TASK PROMPT = The expected reply is all of the data, returned exactly.

RECORDED DATA =
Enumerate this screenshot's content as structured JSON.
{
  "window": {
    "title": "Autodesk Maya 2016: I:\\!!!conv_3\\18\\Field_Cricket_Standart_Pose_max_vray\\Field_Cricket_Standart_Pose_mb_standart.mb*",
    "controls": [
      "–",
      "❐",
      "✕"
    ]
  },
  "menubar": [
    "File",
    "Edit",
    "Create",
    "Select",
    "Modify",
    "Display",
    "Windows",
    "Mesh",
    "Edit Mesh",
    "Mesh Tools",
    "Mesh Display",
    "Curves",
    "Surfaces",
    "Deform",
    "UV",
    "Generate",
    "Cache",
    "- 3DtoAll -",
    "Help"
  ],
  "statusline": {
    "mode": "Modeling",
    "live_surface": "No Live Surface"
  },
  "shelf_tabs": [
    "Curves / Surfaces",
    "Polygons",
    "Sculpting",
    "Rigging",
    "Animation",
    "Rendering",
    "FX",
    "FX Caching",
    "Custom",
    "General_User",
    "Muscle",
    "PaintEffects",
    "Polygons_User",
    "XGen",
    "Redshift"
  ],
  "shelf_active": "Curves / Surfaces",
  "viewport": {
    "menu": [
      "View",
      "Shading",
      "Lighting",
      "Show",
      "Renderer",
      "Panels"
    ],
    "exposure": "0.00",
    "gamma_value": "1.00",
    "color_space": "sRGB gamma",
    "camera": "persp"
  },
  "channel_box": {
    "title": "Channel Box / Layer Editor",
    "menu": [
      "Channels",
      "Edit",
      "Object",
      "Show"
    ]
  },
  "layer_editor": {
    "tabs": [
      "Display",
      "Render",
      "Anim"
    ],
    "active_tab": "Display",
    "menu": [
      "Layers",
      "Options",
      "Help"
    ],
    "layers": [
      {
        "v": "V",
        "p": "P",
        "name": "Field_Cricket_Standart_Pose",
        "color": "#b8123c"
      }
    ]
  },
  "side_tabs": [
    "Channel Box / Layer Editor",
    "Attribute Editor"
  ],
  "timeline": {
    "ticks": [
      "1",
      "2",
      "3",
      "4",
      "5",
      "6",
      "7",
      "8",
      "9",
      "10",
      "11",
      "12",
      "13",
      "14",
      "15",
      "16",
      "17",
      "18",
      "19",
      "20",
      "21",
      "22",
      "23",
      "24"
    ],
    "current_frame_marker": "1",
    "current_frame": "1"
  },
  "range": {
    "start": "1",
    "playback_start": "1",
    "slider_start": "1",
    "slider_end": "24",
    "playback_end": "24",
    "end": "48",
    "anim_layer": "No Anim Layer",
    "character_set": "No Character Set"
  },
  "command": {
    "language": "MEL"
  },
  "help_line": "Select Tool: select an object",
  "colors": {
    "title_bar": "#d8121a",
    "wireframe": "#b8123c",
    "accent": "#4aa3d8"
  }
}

RESPONSE =
Enumerate this screenshot's content as structured JSON.
{
  "window": {
    "title": "Autodesk Maya 2016: I:\\!!!conv_3\\18\\Field_Cricket_Standart_Pose_max_vray\\Field_Cricket_Standart_Pose_mb_standart.mb*",
    "controls": [
      "–",
      "❐",
      "✕"
    ]
  },
  "menubar": [
    "File",
    "Edit",
    "Create",
    "Select",
    "Modify",
    "Display",
    "Windows",
    "Mesh",
    "Edit Mesh",
    "Mesh Tools",
    "Mesh Display",
    "Curves",
    "Surfaces",
    "Deform",
    "UV",
    "Generate",
    "Cache",
    "- 3DtoAll -",
    "Help"
  ],
  "statusline": {
    "mode": "Modeling",
    "live_surface": "No Live Surface"
  },
  "shelf_tabs": [
    "Curves / Surfaces",
    "Polygons",
    "Sculpting",
    "Rigging",
    "Animation",
    "Rendering",
    "FX",
    "FX Caching",
    "Custom",
    "General_User",
    "Muscle",
    "PaintEffects",
    "Polygons_User",
    "XGen",
    "Redshift"
  ],
  "shelf_active": "Curves / Surfaces",
  "viewport": {
    "menu": [
      "View",
      "Shading",
      "Lighting",
      "Show",
      "Renderer",
      "Panels"
    ],
    "exposure": "0.00",
    "gamma_value": "1.00",
    "color_space": "sRGB gamma",
    "camera": "persp"
  },
  "channel_box": {
    "title": "Channel Box / Layer Editor",
    "menu": [
      "Channels",
      "Edit",
      "Object",
      "Show"
    ]
  },
  "layer_editor": {
    "tabs": [
      "Display",
      "Render",
      "Anim"
    ],
    "active_tab": "Display",
    "menu": [
      "Layers",
      "Options",
      "Help"
    ],
    "layers": [
      {
        "v": "V",
        "p": "P",
        "name": "Field_Cricket_Standart_Pose",
        "color": "#b8123c"
      }
    ]
  },
  "side_tabs": [
    "Channel Box / Layer Editor",
    "Attribute Editor"
  ],
  "timeline": {
    "ticks": [
      "1",
      "2",
      "3",
      "4",
      "5",
      "6",
      "7",
      "8",
      "9",
      "10",
      "11",
      "12",
      "13",
      "14",
      "15",
      "16",
      "17",
      "18",
      "19",
      "20",
      "21",
      "22",
      "23",
      "24"
    ],
    "current_frame_marker": "1",
    "current_frame": "1"
  },
  "range": {
    "start": "1",
    "playback_start": "1",
    "slider_start": "1",
    "slider_end": "24",
    "playback_end": "24",
    "end": "48",
    "anim_layer": "No Anim Layer",
    "character_set": "No Character Set"
  },
  "command": {
    "language": "MEL"
  },
  "help_line": "Select Tool: select an object",
  "colors": {
    "title_bar": "#d8121a",
    "wireframe": "#b8123c",
    "accent": "#4aa3d8"
  }
}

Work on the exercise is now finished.